I'm sure Jeffrey Goldberg got it right. Whatever the reason the president leaked his unhappiness with Bibi to Goldberg just a few days before the Israeli election -- whether in an effort to influence the vote against Bibi, serve payback to Bibi for a perceived preference for Romney, or because the president could simply no longer suppress his dissatisfaction -- it must indeed be unnerving to be the most powerful man on earth and have the elected leader of a tiny Middle Eastern country defy you. Especially when that country, in your opinion, owes you so much! You are their only reliable friend who watches helplessly as that little nation continues to isolate itself through its self-destructive policies. According to Goldberg, Obama "has become inured to what he sees as self-defeating policies of his Israeli counterpart. ... Obama said privately and repeatedly, 'Israel doesn't know what its own best interests are'... Netanyahu is moving his country down a path toward near-total isolation." If only Israel would recognize the president's genius. If only it would stop building in Jerusalem and E1 and allow the president to sprinkle his magic peace dust, then Hamas would beat its rockets into ploughshares and Hezbollah would turn its bombs into pruning hooks. But no. Ungrateful to the last, Bibi insists on disobeying the president and claiming all of Jerusalem as Israel's undivided capitol. No doubt the president is likewise mystified at the Israeli people as well. How could the polls show that they will this week reelect the intransigent prime minister who is doing so much to harm their country? The most powerful man on earth is reduced to watching from the sidelines and complaining to journalists that he knows how to protect Israel far better than the Israelis themselves. Such an ungrateful nation.
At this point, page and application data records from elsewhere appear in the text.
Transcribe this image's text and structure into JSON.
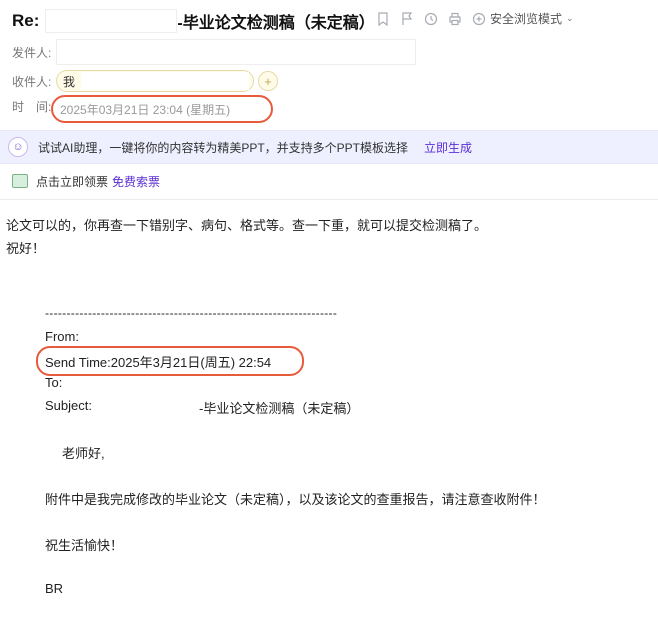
{
  "header": {
    "subject_prefix": "Re:",
    "subject_rest": "-毕业论文检测稿（未定稿）",
    "icons": [
      "bookmark-icon",
      "flag-icon",
      "clock-icon",
      "print-icon"
    ],
    "safe_mode_label": "安全浏览模式",
    "safe_mode_icon": "shield-plus-icon"
  },
  "meta": {
    "sender_label": "发件人:",
    "recipient_label": "收件人:",
    "recipient_name": "我",
    "add_recipient": "+",
    "time_label": "时　间:",
    "time_value": "2025年03月21日 23:04 (星期五)"
  },
  "banner_ai": {
    "text": "试试AI助理，一键将你的内容转为精美PPT，并支持多个PPT模板选择",
    "link": "立即生成"
  },
  "banner_invoice": {
    "text": "点击立即领票",
    "link": "免费索票"
  },
  "body": {
    "line1": "论文可以的，你再查一下错别字、病句、格式等。查一下重，就可以提交检测稿了。",
    "line2": "祝好！"
  },
  "quoted": {
    "separator": "--------------------------------------------------------------------",
    "from": "From:",
    "send_time": "Send Time:2025年3月21日(周五) 22:54",
    "to": "To:",
    "subject_label": "Subject:",
    "subject_value": "-毕业论文检测稿（未定稿）",
    "greeting": "老师好,",
    "paragraph": "附件中是我完成修改的毕业论文（未定稿），以及该论文的查重报告，请注意查收附件！",
    "wish": "祝生活愉快！",
    "signoff": "BR"
  },
  "colors": {
    "highlight_circle": "#e85a3c",
    "link_purple": "#5b2ed6",
    "ai_banner_bg": "#eef0ff"
  }
}
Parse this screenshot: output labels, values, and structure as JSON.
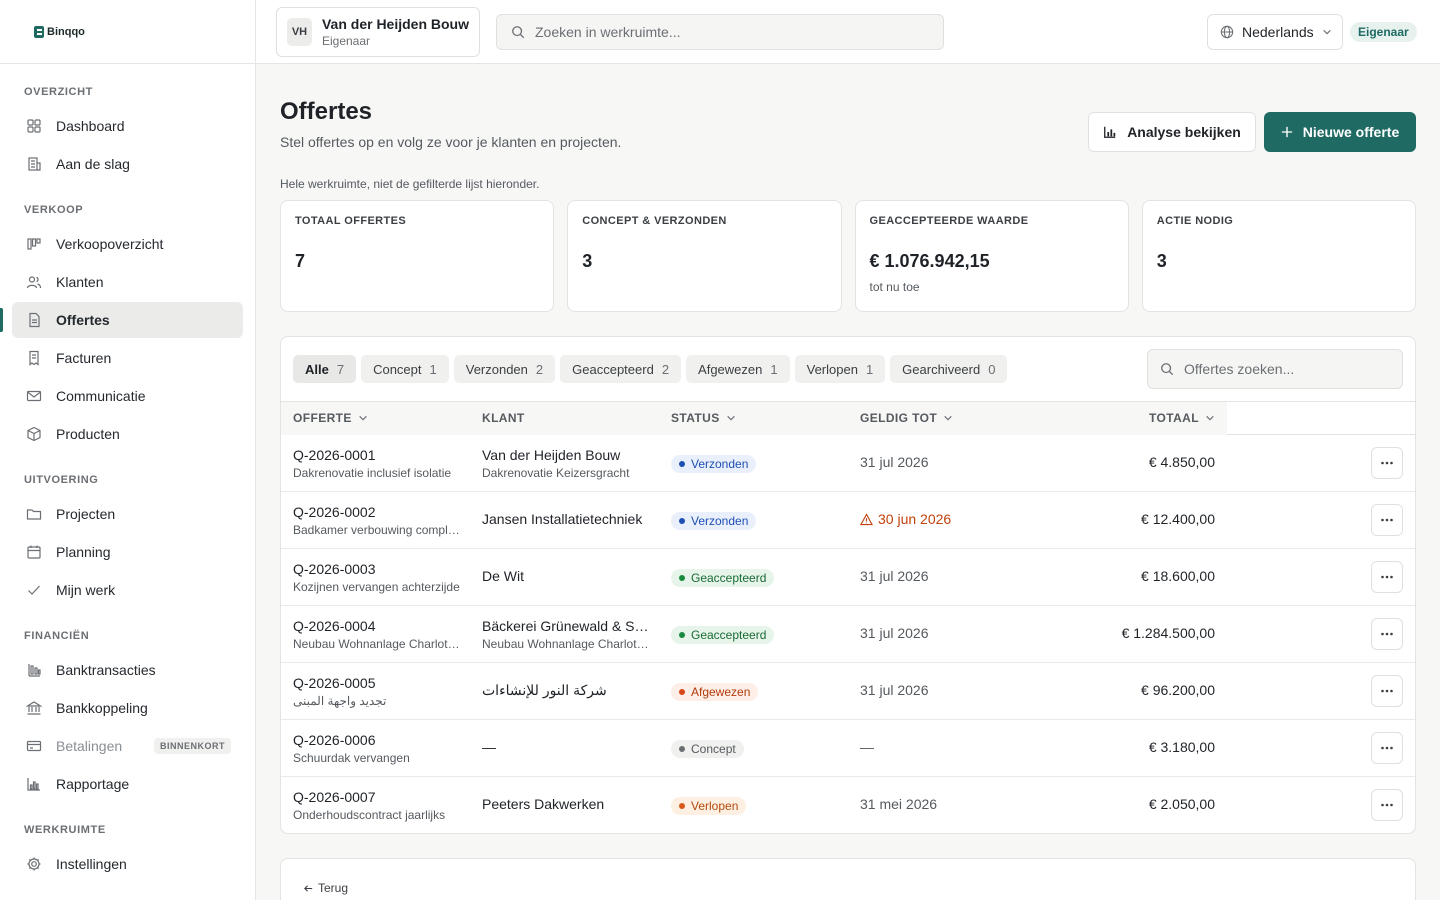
{
  "brand": {
    "name": "Binqqo",
    "accent": "#1f6b63"
  },
  "sidebar": {
    "sections": [
      {
        "title": "OVERZICHT",
        "items": [
          {
            "label": "Dashboard",
            "icon": "dashboard-icon"
          },
          {
            "label": "Aan de slag",
            "icon": "building-icon"
          }
        ]
      },
      {
        "title": "VERKOOP",
        "items": [
          {
            "label": "Verkoopoverzicht",
            "icon": "pipeline-icon"
          },
          {
            "label": "Klanten",
            "icon": "users-icon"
          },
          {
            "label": "Offertes",
            "icon": "document-icon",
            "active": true
          },
          {
            "label": "Facturen",
            "icon": "receipt-icon"
          },
          {
            "label": "Communicatie",
            "icon": "mail-icon"
          },
          {
            "label": "Producten",
            "icon": "box-icon"
          }
        ]
      },
      {
        "title": "UITVOERING",
        "items": [
          {
            "label": "Projecten",
            "icon": "folder-icon"
          },
          {
            "label": "Planning",
            "icon": "calendar-icon"
          },
          {
            "label": "Mijn werk",
            "icon": "check-icon"
          }
        ]
      },
      {
        "title": "FINANCIËN",
        "items": [
          {
            "label": "Banktransacties",
            "icon": "transactions-icon"
          },
          {
            "label": "Bankkoppeling",
            "icon": "bank-icon"
          },
          {
            "label": "Betalingen",
            "icon": "card-icon",
            "badge": "BINNENKORT",
            "disabled": true
          },
          {
            "label": "Rapportage",
            "icon": "chart-icon"
          }
        ]
      },
      {
        "title": "WERKRUIMTE",
        "items": [
          {
            "label": "Instellingen",
            "icon": "gear-icon"
          }
        ]
      }
    ]
  },
  "topbar": {
    "workspace": {
      "initials": "VH",
      "name": "Van der Heijden Bouw",
      "role": "Eigenaar"
    },
    "search_placeholder": "Zoeken in werkruimte...",
    "language": "Nederlands",
    "role_badge": "Eigenaar"
  },
  "page": {
    "title": "Offertes",
    "subtitle": "Stel offertes op en volg ze voor je klanten en projecten.",
    "analyse_button": "Analyse bekijken",
    "new_button": "Nieuwe offerte",
    "stats_note": "Hele werkruimte, niet de gefilterde lijst hieronder."
  },
  "stats": [
    {
      "label": "TOTAAL OFFERTES",
      "value": "7",
      "sub": ""
    },
    {
      "label": "CONCEPT & VERZONDEN",
      "value": "3",
      "sub": ""
    },
    {
      "label": "GEACCEPTEERDE WAARDE",
      "value": "€ 1.076.942,15",
      "sub": "tot nu toe"
    },
    {
      "label": "ACTIE NODIG",
      "value": "3",
      "sub": ""
    }
  ],
  "filters": [
    {
      "label": "Alle",
      "count": "7",
      "active": true
    },
    {
      "label": "Concept",
      "count": "1"
    },
    {
      "label": "Verzonden",
      "count": "2"
    },
    {
      "label": "Geaccepteerd",
      "count": "2"
    },
    {
      "label": "Afgewezen",
      "count": "1"
    },
    {
      "label": "Verlopen",
      "count": "1"
    },
    {
      "label": "Gearchiveerd",
      "count": "0"
    }
  ],
  "table_search_placeholder": "Offertes zoeken...",
  "columns": {
    "quote": "OFFERTE",
    "customer": "KLANT",
    "status": "STATUS",
    "valid": "GELDIG TOT",
    "total": "TOTAAL"
  },
  "rows": [
    {
      "id": "Q-2026-0001",
      "desc": "Dakrenovatie inclusief isolatie",
      "customer": "Van der Heijden Bouw",
      "project": "Dakrenovatie Keizersgracht",
      "status": "Verzonden",
      "status_kind": "sent",
      "valid": "31 jul 2026",
      "warn": false,
      "total": "€ 4.850,00"
    },
    {
      "id": "Q-2026-0002",
      "desc": "Badkamer verbouwing complete",
      "customer": "Jansen Installatietechniek",
      "project": "",
      "status": "Verzonden",
      "status_kind": "sent",
      "valid": "30 jun 2026",
      "warn": true,
      "total": "€ 12.400,00"
    },
    {
      "id": "Q-2026-0003",
      "desc": "Kozijnen vervangen achterzijde",
      "customer": "De Wit",
      "project": "",
      "status": "Geaccepteerd",
      "status_kind": "acc",
      "valid": "31 jul 2026",
      "warn": false,
      "total": "€ 18.600,00"
    },
    {
      "id": "Q-2026-0004",
      "desc": "Neubau Wohnanlage Charlottenburg",
      "customer": "Bäckerei Grünewald & Söhne",
      "project": "Neubau Wohnanlage Charlottenburg",
      "status": "Geaccepteerd",
      "status_kind": "acc",
      "valid": "31 jul 2026",
      "warn": false,
      "total": "€ 1.284.500,00"
    },
    {
      "id": "Q-2026-0005",
      "desc": "تجديد واجهة المبنى",
      "customer": "شركة النور للإنشاءات",
      "project": "",
      "status": "Afgewezen",
      "status_kind": "rej",
      "valid": "31 jul 2026",
      "warn": false,
      "total": "€ 96.200,00"
    },
    {
      "id": "Q-2026-0006",
      "desc": "Schuurdak vervangen",
      "customer": "—",
      "project": "",
      "status": "Concept",
      "status_kind": "con",
      "valid": "—",
      "warn": false,
      "total": "€ 3.180,00"
    },
    {
      "id": "Q-2026-0007",
      "desc": "Onderhoudscontract jaarlijks",
      "customer": "Peeters Dakwerken",
      "project": "",
      "status": "Verlopen",
      "status_kind": "exp",
      "valid": "31 mei 2026",
      "warn": false,
      "total": "€ 2.050,00"
    }
  ],
  "footer": {
    "back_label": "Terug"
  }
}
And yet, perhaps the Israelis have finally figured out that they are a sovereign people whom, while immensely grateful to America for its friendship and support, are still best qualified to judge their security needs better than anyone else. Perhaps they have come to understand that another Democratic president named Bill Clinton, whom no one would argue has a sincere love of the Jewish people and a Jewish son-in-law, still pushed Israel into the Oslo agreements that left a thousand Israeli civilians blown to bits. Perhaps they have come to understand that if Chuck Hagel, President Obama's nominee for secretary of defense, was correct that, as a legislator from Nebraska he was "not an Israeli senator; I'm a United States senator," then the prime minister of Israel is the likewise the leader of the Jewish state who must put the security of the Israeli people even before a nod of approval from the president of the United States. Over the past four years Bibi has grown into one of Israel's greatest-ever leaders. The country is booming economically and in terms of security. Cranes dot the skyline of expanding Israeli cities, terror incidents are negligible compared to the Clinton era, and unlike the anemic American economy, Israel is humming along at about 4 percent annual growth. And if President Obama is right that, in spite of this prosperity, Israel is isolated in world opinion, then it is arguably no more so than it has been in the past, and, besides, what is better, a popular Israel riddled with dead Jews or an unpopular Israel filled with living ones? But what President Obama does not understand about Netanyahu is that the inflexibility he accuses him of is born not of a narrow-minded obstinacy but rather of a confident Jewish pride and deep-seated conviction that has been Bibi's lifelong hallmark. In my desire in 1990 to launch a robust response to anti-Israel speeches at the Oxford Union, I booked Netanyahu to lecture at the University. Bibi, just 41 years old, had already electrified the world as Israel's most capable defender at the UN. Bibi agreed to come with a single stipulation: "If I'm already making the trip, then work me like a horse." We obliged. We picked him up in a special branch police car and as we drove through the grandeur of Oxford's ancient center, he commented on the majesty of British academia and its incongruence with some of the petty anti-Israel sentiment that is often expressed within its halls. Arriving at St. Antony's College for a private forum with Oxford Middle East experts, Bibi put one foot on a chair and for the next 90 minutes held forth on the justice of Israel's cause, surrounded as it was by nation's sworn to its destruction. As he finished, the attacks came in fast and furious in what had to be one of the most hostile audiences he ever addressed. He did not blink, he did not flinch, he did not bend. When the last question ended, he turned to me to ask what next. After two more speeches, we took him to my home where we had arranged a dinner with Rhodes Scholars, many of them Jewish, most critical of Israeli policy. This time Bibi was softer in presentation but just as firm in conviction. Israel was a righteous nation, focused on maintaining democracy and human rights while facing existential threats on nearly every border. He spoke to the students of their responsibility to be proud defenders of their people and never bend in the face of opposition. The climax of the day was a lecture at the Union itself. Palestinian and Jewish protesters rallied outside in their hundreds with the rallying cry: "Net-an-ya-hu you should know, we support the P-L-O." Bibi left his security bubble and walked over to the protesters. "Come inside and listen. Then you can protest. I'll answer every question you ask."
Bibi Netanyahu at dinner at the home of Rabbi Boteach with Oxford Rhodes Scholars, and lecturing at the Oxford Union.